I was in my last weeks as editor of Newsday when the story was reported and don’t remember Novak complaining about it or asking for a retraction. Tim Phelps, who interviewed Novak, said he never asked for one but began attacking the story in October, more than two months later, after a special prosecutor had been appointed to investigate the leak, and after others had reported that Bush people had been trying to plant the story to punish Wilson for accusing the administration of hyping Iraq’s weapons threat.

Novak says no one planted the story with him and that he cooperated with the prosecutors only after his sources first gave themselves up and after his lawyer told him that trying to fight it in court was unlikely to succeed and could be “financially devastating.” That last statement was probably true and not to be minimized, particularly since he didn’t have a deep-pockets news organization to support him.

At bottom, Novak insists that the whole thing was “a trivial incident exaggerated into a scandal by the Left and its outriders in the news media.” But his version focuses mainly on himself and the public anger he encountered, the break with CNN that resulted, and the steep legal fees he incurred, and only minimally on the fallout in threats of jail, heavy fines, and serious legal fees for other reporters and news organizations that got caught up in the story.

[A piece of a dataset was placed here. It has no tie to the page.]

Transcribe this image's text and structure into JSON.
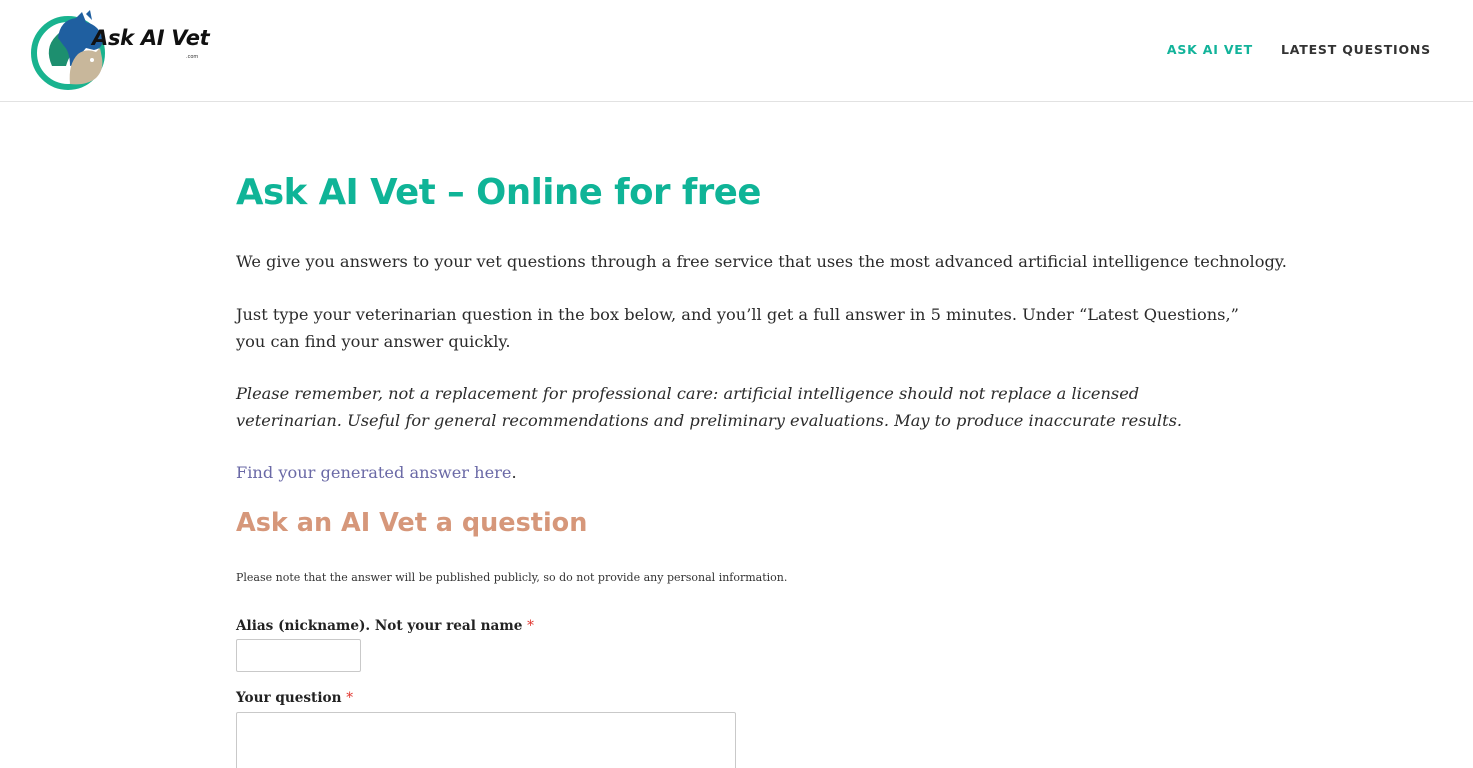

That fallout is far from trivial, because reporters now know they can’t really promise confidentiality in the future and sources now know they can’t really expect it. The ranging degrees to which reporters and news organizations ended up cooperating with investigators is something that’s likely to be discussed and maybe second-guessed long into the future, and that is something about which Novak probably isn’t going to have the last word. 

Anthony Marro is a former editor of Newsday.